By Natalie Yates
There are picnics and there are picnics
We sat wriggling our toes in soft, dry grass on picnic rugs and blankets, sipping Pimms and nibbling strawberries. The sun warmed our faces and the surrounding company warmed our hearts as we shared and delighted in each other’s experiences of SCBWI over the past few years.
|Cake and Prosecco|
Ok, the British summer put paid to us having a ‘proper’ picnic so our time on Saturday 2nd July was spent in the café in York library, while grey clouds filled the sky and rain threatened outside. The staff were kind enough to allow us to decamp to one of their rooms for our picnic lunch and indeed, we did share and delight in our experiences of SCBWI and our writing lives.
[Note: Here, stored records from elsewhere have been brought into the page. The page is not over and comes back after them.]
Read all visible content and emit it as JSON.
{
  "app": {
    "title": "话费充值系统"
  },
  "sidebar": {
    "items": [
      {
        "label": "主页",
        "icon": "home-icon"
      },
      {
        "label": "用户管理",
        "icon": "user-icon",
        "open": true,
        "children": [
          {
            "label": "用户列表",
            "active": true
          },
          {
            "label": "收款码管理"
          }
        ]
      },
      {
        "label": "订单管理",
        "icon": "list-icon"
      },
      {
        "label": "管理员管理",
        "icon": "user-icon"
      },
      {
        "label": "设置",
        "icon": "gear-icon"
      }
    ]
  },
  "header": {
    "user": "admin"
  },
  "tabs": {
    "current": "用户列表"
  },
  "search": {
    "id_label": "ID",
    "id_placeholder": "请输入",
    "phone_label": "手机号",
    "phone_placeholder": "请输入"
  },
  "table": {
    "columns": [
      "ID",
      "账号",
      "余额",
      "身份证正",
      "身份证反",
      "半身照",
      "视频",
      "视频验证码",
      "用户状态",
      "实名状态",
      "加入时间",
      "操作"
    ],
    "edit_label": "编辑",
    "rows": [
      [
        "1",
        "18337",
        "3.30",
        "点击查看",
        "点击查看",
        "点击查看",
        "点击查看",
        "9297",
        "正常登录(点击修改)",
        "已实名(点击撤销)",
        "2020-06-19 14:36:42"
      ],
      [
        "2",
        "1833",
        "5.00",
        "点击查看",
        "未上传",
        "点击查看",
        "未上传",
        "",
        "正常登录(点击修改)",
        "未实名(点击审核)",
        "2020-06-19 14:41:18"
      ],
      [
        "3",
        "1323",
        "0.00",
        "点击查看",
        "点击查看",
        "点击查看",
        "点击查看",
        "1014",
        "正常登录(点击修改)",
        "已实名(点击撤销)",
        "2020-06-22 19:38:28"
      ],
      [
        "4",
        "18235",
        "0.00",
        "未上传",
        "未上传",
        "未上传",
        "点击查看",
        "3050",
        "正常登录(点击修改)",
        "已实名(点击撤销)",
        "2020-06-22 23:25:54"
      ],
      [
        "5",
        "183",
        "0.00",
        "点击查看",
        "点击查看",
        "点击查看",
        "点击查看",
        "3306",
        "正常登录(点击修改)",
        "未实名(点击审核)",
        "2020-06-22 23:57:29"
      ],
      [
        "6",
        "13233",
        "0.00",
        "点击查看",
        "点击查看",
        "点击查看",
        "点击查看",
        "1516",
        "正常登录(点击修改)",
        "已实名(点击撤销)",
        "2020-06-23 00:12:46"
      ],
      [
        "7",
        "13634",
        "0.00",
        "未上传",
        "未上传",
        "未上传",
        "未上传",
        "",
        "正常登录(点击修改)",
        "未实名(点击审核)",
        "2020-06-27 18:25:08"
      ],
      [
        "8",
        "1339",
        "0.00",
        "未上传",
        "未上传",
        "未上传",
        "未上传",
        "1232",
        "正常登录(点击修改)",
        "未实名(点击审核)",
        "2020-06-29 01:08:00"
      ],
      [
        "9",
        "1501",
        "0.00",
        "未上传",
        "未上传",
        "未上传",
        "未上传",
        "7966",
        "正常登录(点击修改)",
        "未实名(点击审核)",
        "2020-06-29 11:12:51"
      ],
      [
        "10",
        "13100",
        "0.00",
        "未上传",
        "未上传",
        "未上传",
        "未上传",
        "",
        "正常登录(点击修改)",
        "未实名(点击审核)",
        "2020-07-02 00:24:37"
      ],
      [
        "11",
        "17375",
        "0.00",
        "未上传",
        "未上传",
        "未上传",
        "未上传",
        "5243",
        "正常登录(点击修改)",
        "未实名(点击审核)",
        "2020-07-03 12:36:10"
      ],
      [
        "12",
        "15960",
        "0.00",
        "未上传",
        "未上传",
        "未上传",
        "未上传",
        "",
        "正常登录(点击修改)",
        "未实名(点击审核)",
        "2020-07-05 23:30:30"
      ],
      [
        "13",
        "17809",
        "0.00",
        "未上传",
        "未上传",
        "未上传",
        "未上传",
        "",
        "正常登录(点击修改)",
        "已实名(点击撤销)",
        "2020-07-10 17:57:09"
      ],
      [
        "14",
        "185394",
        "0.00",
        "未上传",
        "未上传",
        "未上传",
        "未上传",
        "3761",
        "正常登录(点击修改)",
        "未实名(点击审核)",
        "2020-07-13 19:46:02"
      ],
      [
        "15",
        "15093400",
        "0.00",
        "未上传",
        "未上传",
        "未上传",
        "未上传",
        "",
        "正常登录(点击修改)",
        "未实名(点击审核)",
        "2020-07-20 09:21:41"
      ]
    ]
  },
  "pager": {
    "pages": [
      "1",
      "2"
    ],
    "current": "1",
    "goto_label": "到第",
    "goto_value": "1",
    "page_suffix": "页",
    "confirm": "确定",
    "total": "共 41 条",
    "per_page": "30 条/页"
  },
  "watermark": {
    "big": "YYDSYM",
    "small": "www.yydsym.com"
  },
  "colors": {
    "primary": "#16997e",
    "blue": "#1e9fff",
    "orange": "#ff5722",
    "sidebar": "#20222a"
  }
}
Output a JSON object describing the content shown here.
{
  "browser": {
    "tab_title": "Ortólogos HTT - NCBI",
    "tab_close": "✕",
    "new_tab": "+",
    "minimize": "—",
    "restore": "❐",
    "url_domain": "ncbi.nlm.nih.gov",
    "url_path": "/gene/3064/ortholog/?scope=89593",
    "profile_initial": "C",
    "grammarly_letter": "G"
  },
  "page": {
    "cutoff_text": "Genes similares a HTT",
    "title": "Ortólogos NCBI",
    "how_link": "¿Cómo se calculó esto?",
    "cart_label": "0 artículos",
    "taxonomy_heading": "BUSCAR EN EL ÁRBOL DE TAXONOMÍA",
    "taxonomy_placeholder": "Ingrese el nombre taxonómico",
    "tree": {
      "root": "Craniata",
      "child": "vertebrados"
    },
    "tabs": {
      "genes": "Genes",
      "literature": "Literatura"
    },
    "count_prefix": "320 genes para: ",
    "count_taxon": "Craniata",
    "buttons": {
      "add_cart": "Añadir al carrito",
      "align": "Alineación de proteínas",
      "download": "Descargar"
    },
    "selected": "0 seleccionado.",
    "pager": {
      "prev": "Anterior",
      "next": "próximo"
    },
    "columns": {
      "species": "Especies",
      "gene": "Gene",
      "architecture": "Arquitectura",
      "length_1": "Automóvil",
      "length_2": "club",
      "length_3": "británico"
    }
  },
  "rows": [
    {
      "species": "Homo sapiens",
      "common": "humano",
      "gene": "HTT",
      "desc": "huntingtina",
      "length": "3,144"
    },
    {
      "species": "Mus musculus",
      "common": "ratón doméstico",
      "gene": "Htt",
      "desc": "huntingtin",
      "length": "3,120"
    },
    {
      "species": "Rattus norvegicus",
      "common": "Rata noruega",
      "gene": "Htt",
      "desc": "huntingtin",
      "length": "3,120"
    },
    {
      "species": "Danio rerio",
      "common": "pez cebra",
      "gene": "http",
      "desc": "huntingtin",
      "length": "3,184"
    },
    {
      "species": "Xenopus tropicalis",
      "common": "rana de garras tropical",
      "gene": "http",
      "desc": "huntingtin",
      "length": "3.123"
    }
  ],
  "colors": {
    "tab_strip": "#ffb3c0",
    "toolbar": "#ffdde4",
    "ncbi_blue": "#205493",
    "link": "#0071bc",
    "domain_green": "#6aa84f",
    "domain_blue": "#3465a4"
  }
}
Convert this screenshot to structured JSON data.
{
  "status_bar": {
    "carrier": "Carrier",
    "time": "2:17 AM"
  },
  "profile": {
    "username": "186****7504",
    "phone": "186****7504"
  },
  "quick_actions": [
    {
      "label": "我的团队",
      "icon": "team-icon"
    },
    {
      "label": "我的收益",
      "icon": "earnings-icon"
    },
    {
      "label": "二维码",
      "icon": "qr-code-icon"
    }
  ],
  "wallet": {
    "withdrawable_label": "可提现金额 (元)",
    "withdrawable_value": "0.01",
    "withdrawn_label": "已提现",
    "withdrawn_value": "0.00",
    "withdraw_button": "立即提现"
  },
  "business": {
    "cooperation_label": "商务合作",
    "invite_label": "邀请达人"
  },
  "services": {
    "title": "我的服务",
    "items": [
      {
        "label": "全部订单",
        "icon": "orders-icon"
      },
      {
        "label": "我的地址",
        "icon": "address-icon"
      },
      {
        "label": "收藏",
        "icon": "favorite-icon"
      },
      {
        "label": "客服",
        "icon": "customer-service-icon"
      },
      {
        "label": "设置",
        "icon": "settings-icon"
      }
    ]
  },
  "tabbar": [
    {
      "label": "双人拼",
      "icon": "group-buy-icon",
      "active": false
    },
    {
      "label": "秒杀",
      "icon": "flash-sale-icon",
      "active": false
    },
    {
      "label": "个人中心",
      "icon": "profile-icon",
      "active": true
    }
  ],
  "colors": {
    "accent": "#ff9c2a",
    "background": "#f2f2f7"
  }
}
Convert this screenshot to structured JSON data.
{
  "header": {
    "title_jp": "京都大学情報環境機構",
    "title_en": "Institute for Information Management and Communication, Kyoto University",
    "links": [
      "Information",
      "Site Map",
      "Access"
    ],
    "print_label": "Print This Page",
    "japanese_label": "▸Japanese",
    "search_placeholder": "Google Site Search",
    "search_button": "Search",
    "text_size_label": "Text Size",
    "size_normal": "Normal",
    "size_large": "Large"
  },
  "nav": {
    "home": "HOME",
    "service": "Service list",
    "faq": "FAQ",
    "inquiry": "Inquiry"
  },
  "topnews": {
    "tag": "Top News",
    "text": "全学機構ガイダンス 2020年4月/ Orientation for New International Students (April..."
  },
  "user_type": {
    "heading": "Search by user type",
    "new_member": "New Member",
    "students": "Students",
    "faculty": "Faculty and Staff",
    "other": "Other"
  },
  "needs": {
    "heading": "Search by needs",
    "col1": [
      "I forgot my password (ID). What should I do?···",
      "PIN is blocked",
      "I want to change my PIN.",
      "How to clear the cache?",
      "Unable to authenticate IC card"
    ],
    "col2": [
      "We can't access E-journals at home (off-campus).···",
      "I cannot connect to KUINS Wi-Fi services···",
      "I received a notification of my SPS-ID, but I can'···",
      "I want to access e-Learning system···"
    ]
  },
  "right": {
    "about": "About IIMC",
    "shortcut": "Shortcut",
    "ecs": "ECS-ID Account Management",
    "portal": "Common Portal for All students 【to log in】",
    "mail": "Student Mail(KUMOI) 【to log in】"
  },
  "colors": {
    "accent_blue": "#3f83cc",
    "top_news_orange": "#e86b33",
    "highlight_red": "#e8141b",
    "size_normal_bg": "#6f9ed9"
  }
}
Our plan was to not have a usual critiquing session that day, but to each practise our pitch to agents. In turn we each read our prepared three lined pitch to the group and feedback was shared. It was a valuable use of our time as we realised the more polished pitches amongst us had revealed the USP of their novel. Lots of submissions to agents and publishers are about the same thing, so your pitch must sell what is unique about your story. We also learned that a three sentence pitch should represent the three acts of the novel and ideally be written in the same voice as the story. It is a tricky task, similar to the dreaded writing of the synopsis, and it is so easy to generalise your story forgetting to sell what is enticing about it, so that an agent would want to ask more. A recommended read was James Scott Bell’s Plot & Structure. He advocates the LOCK theory when writing a synopsis:
L - Lead character
O - Objective
C - Conflict
K - Knockout ending
|Pitches practiced in friendly manner|
After lunch we discussed our favourite books. So much of what we read as a child and indeed what we read as adults is reflected in our writing. Michael Cail openly admitted that his first attempt at writing a story was a ‘rip-off’ of his favourite book – ‘A Ghost Waiting’ by Hugh Scott – which he read many times while growing up. Debbie Coope produced a much-thumbed copy of Jane Eyre (Bronte) – loved because of its gothic horror/love story theme. Pride & Prejudice (Austen) is Natalie’s favourite, which sparked a discussion on Austen and how as teens we didn’t really appreciate her humour as much as we do now as adults. Maureen Lynas mentioned her favourite moment in a book – Harry Potter – when the Boggart is released from the wardrobe and realises characters’ fears.
For Rebecca Colby it was the Big Golden Book of Poetry. At 7 years old she couldn’t read but by the end of that year when she had been given the book, she was most improved. It has influenced and inspired her writing and love of poetry and rhyme.
Dawn Treacher loved Wind in the Willows as a child, but her favourite book was The Terrible Thing That Happened to Barnaby Brockett (Boyne). She describes it as a lovely story, which while being completely bonkers, is still compelling and maintains its internal logic. Neelie Wicks admitted how she absolutely hated Hucklebury Finn and that her favourite book of all time was The Family at One End Street (Garnett) – a story about a family who have nothing but are still happy. It won the second Garnegie Medal in 1938 and was considered ground breaking for its portrayal of a working-class family. This prompted a discussion on Enid Blyton, how many of us had grown up with the Famous Five, The Far Away Tree and Malory Towers.
A competitive spirit was bought to the table with Maureen’s quiz cards and our minds were buzzing as we formed teams, desperate to remember the name of a character or author with just a few, sometimes obscure, clues.
We finished off the day with individual one liners to sum up all that SCBWI is about and here are some of them:
Debbie: ‘It’s all about making friendships and networking.’
Morag: ‘You cannot afford to not be in SCBWI.’ (Rebecca told her this before she joined.)
Michael: ‘Vital support for writers in an uncompetitive environment.’
Neelie: ‘It’s great fun while learning.’ And ‘very welcoming, even though I know it [her writing] is pants!’
Natalie: ‘Provides the building bricks for writers as they journey through an isolating world.’
Maureen: ‘SCBWI is like a good bra…’
Morag: ‘supporting you in those saggy moments!’
Natalie joined SCBWI in early 2015. She works as a part-time Teaching Assistant and a full-time manager for her three girls, husband and a mad schnauzer. In her spare time she writes for YA and MG and this year graduated with an MA in Creative Writing from Hull University. She loves to write realistic fiction based on historical events and self-published a MG novel in 2013. She lives in the beautiful East Riding of Yorkshire.